Sometimes I’m asked what the best way is to purchase fine art photography. As one who sells his art online, my default answer should be obvious, you should buy art online. But there are two aspects to this answer:
– How physically to purchase a piece of artwork, and
– How should one select art to buy.
As for the physical act of purchasing art, the internet is a great tool for finding art that appeals to you. Before the internet, a person would essentially have to stumble upon something that appealed to him/her, or would have to hire an art dealer to do the searching for him/her.
Today it’s a matter of a simple google search. Hundreds of options will appear before you, and if something pops up that you like, you can dig into it further to make sure it is something that you will love prior to hitting “purchase.”
But you should consider several issues prior to making a decision on how to physically purchase the piece of artwork:

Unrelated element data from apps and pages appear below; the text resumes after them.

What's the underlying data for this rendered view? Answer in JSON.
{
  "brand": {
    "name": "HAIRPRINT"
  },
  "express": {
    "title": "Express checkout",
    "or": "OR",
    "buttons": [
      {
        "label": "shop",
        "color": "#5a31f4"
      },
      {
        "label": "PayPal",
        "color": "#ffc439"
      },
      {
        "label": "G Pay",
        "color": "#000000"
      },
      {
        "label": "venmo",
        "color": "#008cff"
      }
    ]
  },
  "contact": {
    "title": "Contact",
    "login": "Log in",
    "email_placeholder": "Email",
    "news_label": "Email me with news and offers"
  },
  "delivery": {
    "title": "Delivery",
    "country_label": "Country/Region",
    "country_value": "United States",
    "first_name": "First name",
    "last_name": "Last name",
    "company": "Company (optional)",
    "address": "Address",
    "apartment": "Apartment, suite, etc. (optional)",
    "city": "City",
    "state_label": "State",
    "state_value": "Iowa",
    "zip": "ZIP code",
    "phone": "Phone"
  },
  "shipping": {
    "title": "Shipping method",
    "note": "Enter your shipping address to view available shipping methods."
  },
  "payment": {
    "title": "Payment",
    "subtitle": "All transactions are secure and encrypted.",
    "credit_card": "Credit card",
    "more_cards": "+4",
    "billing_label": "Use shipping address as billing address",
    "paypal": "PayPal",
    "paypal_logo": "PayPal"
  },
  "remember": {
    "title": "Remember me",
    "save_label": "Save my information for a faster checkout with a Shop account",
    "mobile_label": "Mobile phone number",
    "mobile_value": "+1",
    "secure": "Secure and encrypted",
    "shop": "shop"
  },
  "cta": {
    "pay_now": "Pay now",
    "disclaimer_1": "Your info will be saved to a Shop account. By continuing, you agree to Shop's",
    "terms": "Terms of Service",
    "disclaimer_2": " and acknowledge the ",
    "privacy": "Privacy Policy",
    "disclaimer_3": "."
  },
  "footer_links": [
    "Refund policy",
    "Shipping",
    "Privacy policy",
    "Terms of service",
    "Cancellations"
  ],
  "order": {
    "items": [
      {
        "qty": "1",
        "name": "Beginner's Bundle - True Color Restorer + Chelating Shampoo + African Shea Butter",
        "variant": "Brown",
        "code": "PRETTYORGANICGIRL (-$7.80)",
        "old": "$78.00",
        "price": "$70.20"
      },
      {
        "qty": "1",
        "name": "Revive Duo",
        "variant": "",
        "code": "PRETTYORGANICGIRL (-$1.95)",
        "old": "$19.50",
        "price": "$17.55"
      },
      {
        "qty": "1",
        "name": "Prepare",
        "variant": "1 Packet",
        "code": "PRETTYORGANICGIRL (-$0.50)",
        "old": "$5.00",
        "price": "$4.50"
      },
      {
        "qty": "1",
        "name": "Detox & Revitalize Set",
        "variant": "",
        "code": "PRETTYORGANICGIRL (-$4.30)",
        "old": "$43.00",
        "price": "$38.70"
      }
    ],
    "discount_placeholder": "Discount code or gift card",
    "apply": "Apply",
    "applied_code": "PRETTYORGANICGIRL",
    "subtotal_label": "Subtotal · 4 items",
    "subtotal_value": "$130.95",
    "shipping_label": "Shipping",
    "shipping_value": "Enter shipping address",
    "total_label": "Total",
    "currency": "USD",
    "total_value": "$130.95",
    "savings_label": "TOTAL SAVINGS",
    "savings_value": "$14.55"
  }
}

- Are you in search of painted art or photographic art? Both can appeal to you emotionally, there are hundred examples of each. The real issue is which format is right for your intended use.
- As for photographic art (which I specialize in), just as with painted art, there are many styles to choose from. There is journalistic photographic art (think Henri Cartier-Brisson), there is abstract photographic art, there is “unrefined” photographic art (think of literal interpretations of a landscape or wildlife scene, with very little modification), there is “impressionistic” photographic art (some modification to a landscape or wildlife image to enhance emotionally appealing aspects of the image, this is the area I specialize in), and there are more. Again, you should choose the style of photo that appeals to you personally.

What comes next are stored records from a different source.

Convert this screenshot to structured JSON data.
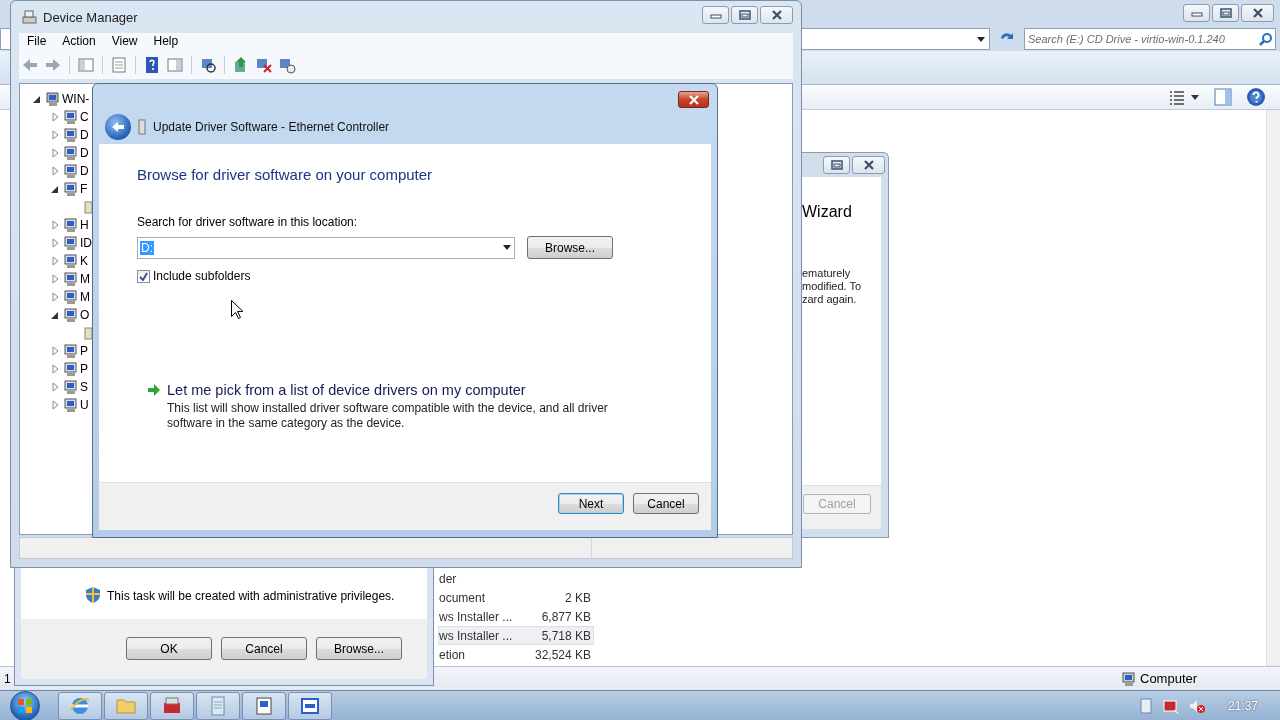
{
  "explorer": {
    "search_placeholder": "Search (E:) CD Drive - virtio-win-0.1.240",
    "files": [
      {
        "type": "der",
        "selected": false
      },
      {
        "type": "ocument",
        "size": "2 KB",
        "selected": false
      },
      {
        "type": "ws Installer ...",
        "size": "6,877 KB",
        "selected": false
      },
      {
        "type": "ws Installer ...",
        "size": "5,718 KB",
        "selected": true
      },
      {
        "type": "etion",
        "size": "32,524 KB",
        "selected": false
      }
    ],
    "status_item": "Computer",
    "edge_text": "1"
  },
  "wizard": {
    "title": "Wizard",
    "text_lines": [
      "ematurely",
      "modified. To",
      "zard again."
    ],
    "button": {
      "label": "Cancel",
      "disabled": true
    }
  },
  "task_dialog": {
    "message": "This task will be created with administrative privileges.",
    "buttons": [
      "OK",
      "Cancel",
      "Browse..."
    ]
  },
  "device_manager": {
    "title": "Device Manager",
    "menu": [
      "File",
      "Action",
      "View",
      "Help"
    ],
    "tree": [
      {
        "kind": "group",
        "label": "WIN-",
        "expanded": true,
        "children": [
          {
            "kind": "group",
            "label": "C",
            "expanded": false
          },
          {
            "kind": "group",
            "label": "D",
            "expanded": false
          },
          {
            "kind": "group",
            "label": "D",
            "expanded": false
          },
          {
            "kind": "group",
            "label": "D",
            "expanded": false
          },
          {
            "kind": "group",
            "label": "F",
            "expanded": true,
            "children": [
              {
                "kind": "leaf"
              }
            ]
          },
          {
            "kind": "group",
            "label": "H",
            "expanded": false
          },
          {
            "kind": "group",
            "label": "ID",
            "expanded": false
          },
          {
            "kind": "group",
            "label": "K",
            "expanded": false
          },
          {
            "kind": "group",
            "label": "M",
            "expanded": false
          },
          {
            "kind": "group",
            "label": "M",
            "expanded": false
          },
          {
            "kind": "group",
            "label": "O",
            "expanded": true,
            "children": [
              {
                "kind": "leaf"
              }
            ]
          },
          {
            "kind": "group",
            "label": "P",
            "expanded": false
          },
          {
            "kind": "group",
            "label": "P",
            "expanded": false
          },
          {
            "kind": "group",
            "label": "S",
            "expanded": false
          },
          {
            "kind": "group",
            "label": "U",
            "expanded": false
          }
        ]
      }
    ]
  },
  "update_driver": {
    "title": "Update Driver Software - Ethernet Controller",
    "heading": "Browse for driver software on your computer",
    "location_label": "Search for driver software in this location:",
    "location_value": "D:",
    "browse_button": "Browse...",
    "include_subfolders": {
      "label": "Include subfolders",
      "checked": true
    },
    "pick_link": "Let me pick from a list of device drivers on my computer",
    "pick_description": "This list will show installed driver software compatible with the device, and all driver software in the same category as the device.",
    "buttons": [
      {
        "label": "Next",
        "default": true
      },
      {
        "label": "Cancel",
        "default": false
      }
    ]
  },
  "taskbar": {
    "clock": "21:37"
  }
}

- In what format would you like the art to be provided? Canvas is the format of choice for painting but canvas makes a poor photographic image because modern photography conveys great detail that canvas cannot replicate. So as appealing as it might be to have your favorite piece of photographic art delivered to you on canvas, you will lose both expressive detail and color dynamic range with canvas. A better choice for photographic art would be one of the metal-infused papers like FujiFlex Crystal Archive or Lumachrome, perhaps face-mounted to acrylic rather than mounted behind glass for richer, more substantial intensity of expression.
- What size should you purchase for the image? While it’s appealing to purchase a smaller image to limit costs, it takes a certain physical size for the image to “breathe.” Smaller means less emotional impact. A larger image allows you to be consumed in it.

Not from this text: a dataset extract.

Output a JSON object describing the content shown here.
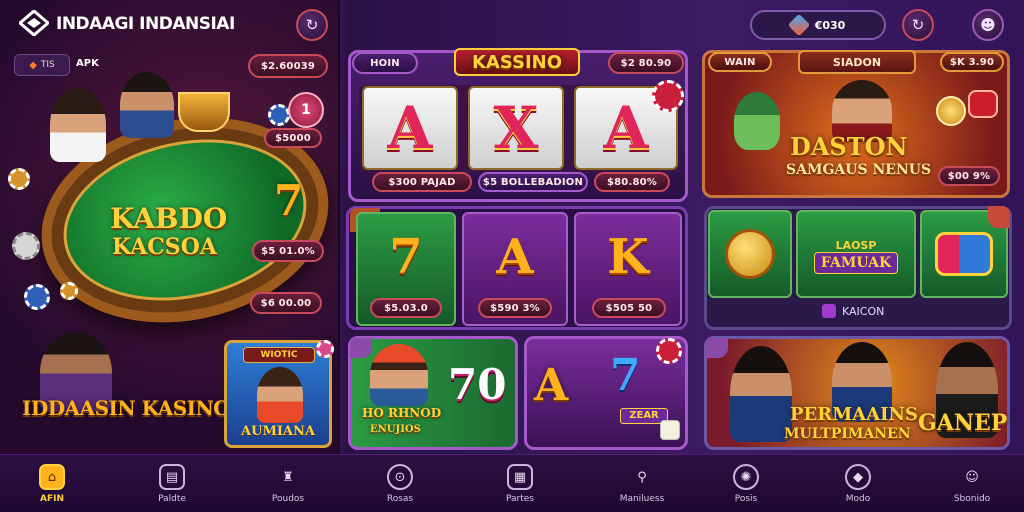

- As for matters like mounting, framing, etc, those should be selected to suit the wall upon which the image will hang.
- Also make sure the seller has a very good warrantee and return policy before you hit the “buy” button. May be good to exchange emails to ensure you understand fully and have the policy in writing if it’s not absolutely clear on the website.
With respect to how one should decide on an image, I’ve always felt that it’s not enough to purchase an image you merely like to look at, one should purchase a piece of art that has personal meaning to you. Perhaps it reminds you of a place you’ve been. Or a person you know (or once knew). Or an event in your life. Or a meaningful cause you feel passionate about. Or a place you always wanted to visit but because of certain conditions know it’s unlikely you will.
If you purchase an image based on how it looks you will someday find yourself tired of looking. But you will never find yourself tired of feeling.
I hope this helps. If you have any questions on what I wrote above please feel free to reach out to me at https://blog.williamtotiphotography.com
Thanks for reading! And good luck in your search!
If you like my work, please share with your friends!